The major change that NAR, and all of the state and local Associations, would then make is this:
- Only brokerages may join NAR.
- All agents within a REALTOR Brokerage must be employees, with the broker taking full legal and financial responsibility for their work and their actions.
Bam! Overnight, the bodycount shops cease being REALTORS because their business model does not allow for having 100,000 employees, 90,000 of whom do zero transactions in a given year. They can still stay in business, of course, trying to use the independent contractor model, but they cannot be REALTORS.
Okay, but how do we know that a person is a broker when there is no licensing scheme?
That’s easy too. NAR can set up its own requirements and guidelines for when a person is a broker. For example, off the top of my head, some of the requirements could be:
- Brokerage must be a legal entity, duly organized under one of the 50 state laws; it cannot be a solo practitioner or a sole proprietorship.
- The management team of the Brokerage must have at least thirty years of experience in real estate combined between them.
- The Brokerage must have liquid assets of at least $250,000 and carry liability insurance of at least $2M to ensure that any consumer wronged by the Brokerage has some recourse.
- The Brokerage must have at least three agents on payroll who are not part of the management team.
Or some such. Fact is, NAR is a private organization, so it can come up with whatever requirements it wants as long as such requirements are not discriminatory against a protected class.
The End State
After all the dust settles then, here’s what we have:
- Unlicensed, unregulated industry for helping people buy or sell homes;
- In such an unregulated industry, firm reputation, third-party certification (such as the Code of Ethics), and smart marketing make all the difference;
- NAR membership restricted to brokerages, who meet NAR’s requirements, one of which is that all agents must be employees;
- The REALTOR brand becoming actually meaningful;
- Brokers exercising total control over the consumer experience, setting standards and mandating practices that its agents have to meet and follow, or be fired;
Now, why is that bad?
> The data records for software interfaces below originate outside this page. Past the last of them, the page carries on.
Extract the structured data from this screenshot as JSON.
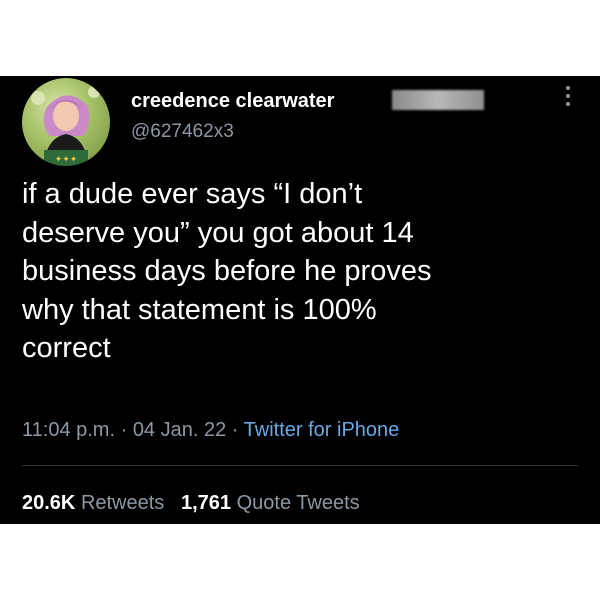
{
  "tweet": {
    "display_name": "creedence clearwater",
    "handle": "@627462x3",
    "text": "if a dude ever says “I don’t\ndeserve you” you got about 14\nbusiness days before he proves\nwhy that statement is 100%\ncorrect",
    "time": "11:04 p.m.",
    "date": "04 Jan. 22",
    "separator": " · ",
    "source": "Twitter for iPhone",
    "avatar_icon": "profile-avatar",
    "more_icon": "more-options-vertical-icon"
  },
  "stats": {
    "retweets_count": "20.6K",
    "retweets_label": "Retweets",
    "quotes_count": "1,761",
    "quotes_label": "Quote Tweets"
  },
  "colors": {
    "background": "#000000",
    "text": "#ffffff",
    "secondary": "#8b98a5",
    "link": "#6aa8e8"
  }
}
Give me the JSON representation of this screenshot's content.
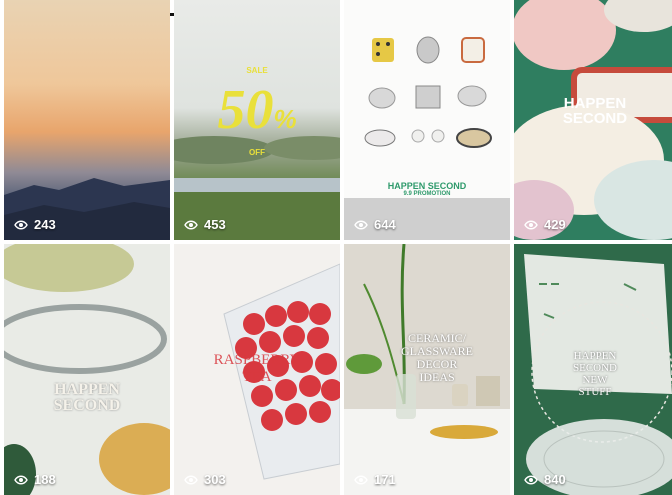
{
  "posts": [
    {
      "views": "243"
    },
    {
      "views": "453",
      "sale_label": "SALE",
      "percent": "50",
      "percent_sign": "%",
      "off_label": "OFF"
    },
    {
      "views": "644",
      "title": "HAPPEN SECOND",
      "subtitle": "9.9 PROMOTION"
    },
    {
      "views": "429",
      "title_line1": "HAPPEN",
      "title_line2": "SECOND"
    },
    {
      "views": "188",
      "title_line1": "HAPPEN",
      "title_line2": "SECOND"
    },
    {
      "views": "303",
      "title_line1": "RASPBERRY",
      "title_line2": "TEA"
    },
    {
      "views": "171",
      "line1": "CERAMIC/",
      "line2": "GLASSWARE",
      "line3": "DECOR",
      "line4": "IDEAS"
    },
    {
      "views": "840",
      "line1": "HAPPEN",
      "line2": "SECOND",
      "line3": "NEW",
      "line4": "STUFF"
    }
  ],
  "icons": {
    "views": "eye-icon"
  },
  "colors": {
    "sale_yellow": "#e9e03a",
    "brand_green": "#2e9a6b"
  }
}
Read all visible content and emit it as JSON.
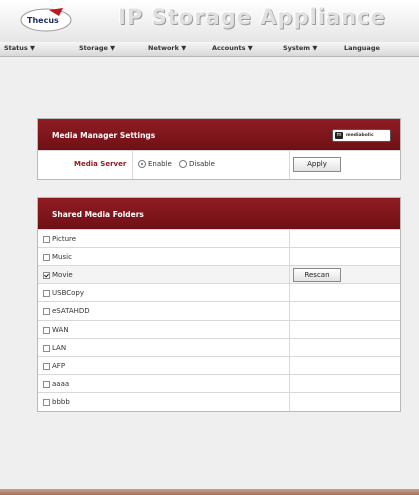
{
  "app": {
    "brand": "Thecus",
    "title": "IP Storage Appliance"
  },
  "nav": [
    {
      "label": "Status ▼"
    },
    {
      "label": "Storage ▼"
    },
    {
      "label": "Network ▼"
    },
    {
      "label": "Accounts ▼"
    },
    {
      "label": "System ▼"
    },
    {
      "label": "Language"
    }
  ],
  "media_manager": {
    "title": "Media Manager Settings",
    "logo_text": "mediabolic",
    "server_label": "Media Server",
    "enable_label": "Enable",
    "disable_label": "Disable",
    "selected": "Enable",
    "apply_label": "Apply"
  },
  "shared": {
    "title": "Shared Media Folders",
    "rescan_label": "Rescan",
    "folders": [
      {
        "name": "Picture",
        "checked": false
      },
      {
        "name": "Music",
        "checked": false
      },
      {
        "name": "Movie",
        "checked": true
      },
      {
        "name": "USBCopy",
        "checked": false
      },
      {
        "name": "eSATAHDD",
        "checked": false
      },
      {
        "name": "WAN",
        "checked": false
      },
      {
        "name": "LAN",
        "checked": false
      },
      {
        "name": "AFP",
        "checked": false
      },
      {
        "name": "aaaa",
        "checked": false
      },
      {
        "name": "bbbb",
        "checked": false
      }
    ]
  },
  "colors": {
    "panel_header": "#7e151b",
    "accent": "#2a6fb0"
  }
}
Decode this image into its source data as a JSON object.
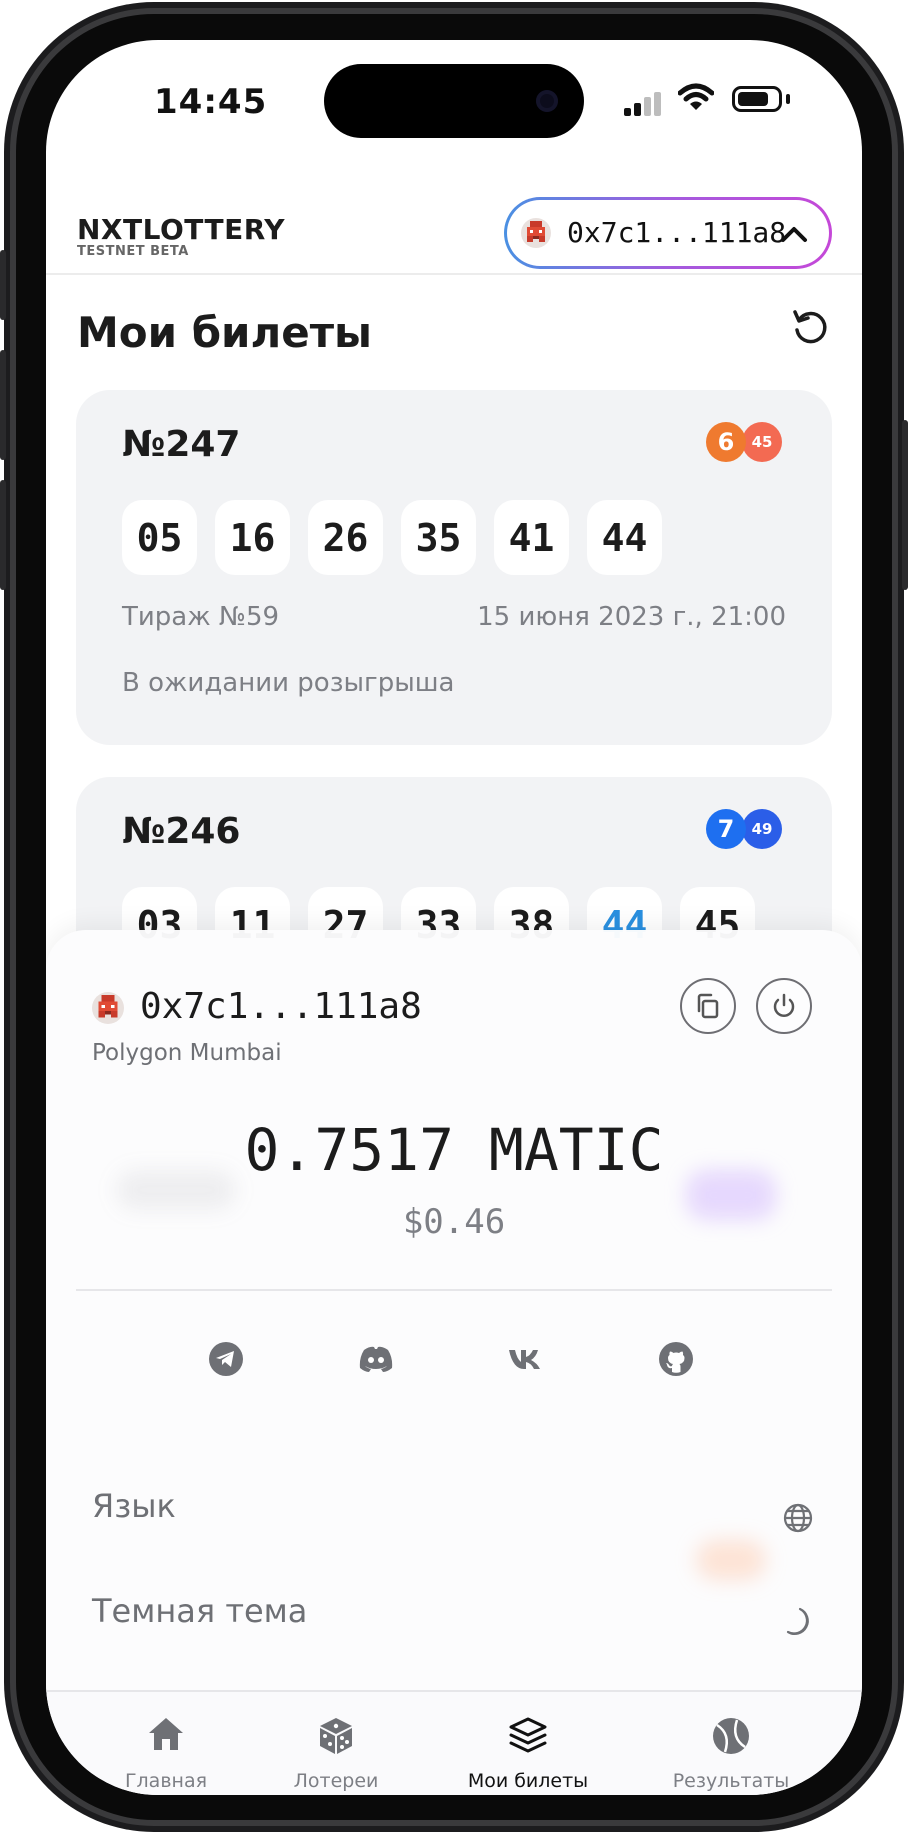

As a related matter, that real estate industry is one that young people fresh out of college can join, because they will be paid a salary while learning what to do and how to do it from their superiors. Maybe the average age of the REALTOR will drop into the 30’s instead of the high 50’s as it has been for a decade or more. The partners, the senior associates, the people who have been practicing real estate at a high level for years and years would remain, but the newbies would be bright young people who want to start a career in real estate, not hobbyists who go get a license to have something to do while the kids are at school.
Firms will develop their own best practices that work best for them, and a dozen different business models would flourish, until competition shows which one works the best.
Crazy, right? Totally insane and unworkable, right? I know, I know. But hey, if I ruled the (real estate) world, that’s what I’d be pursuing.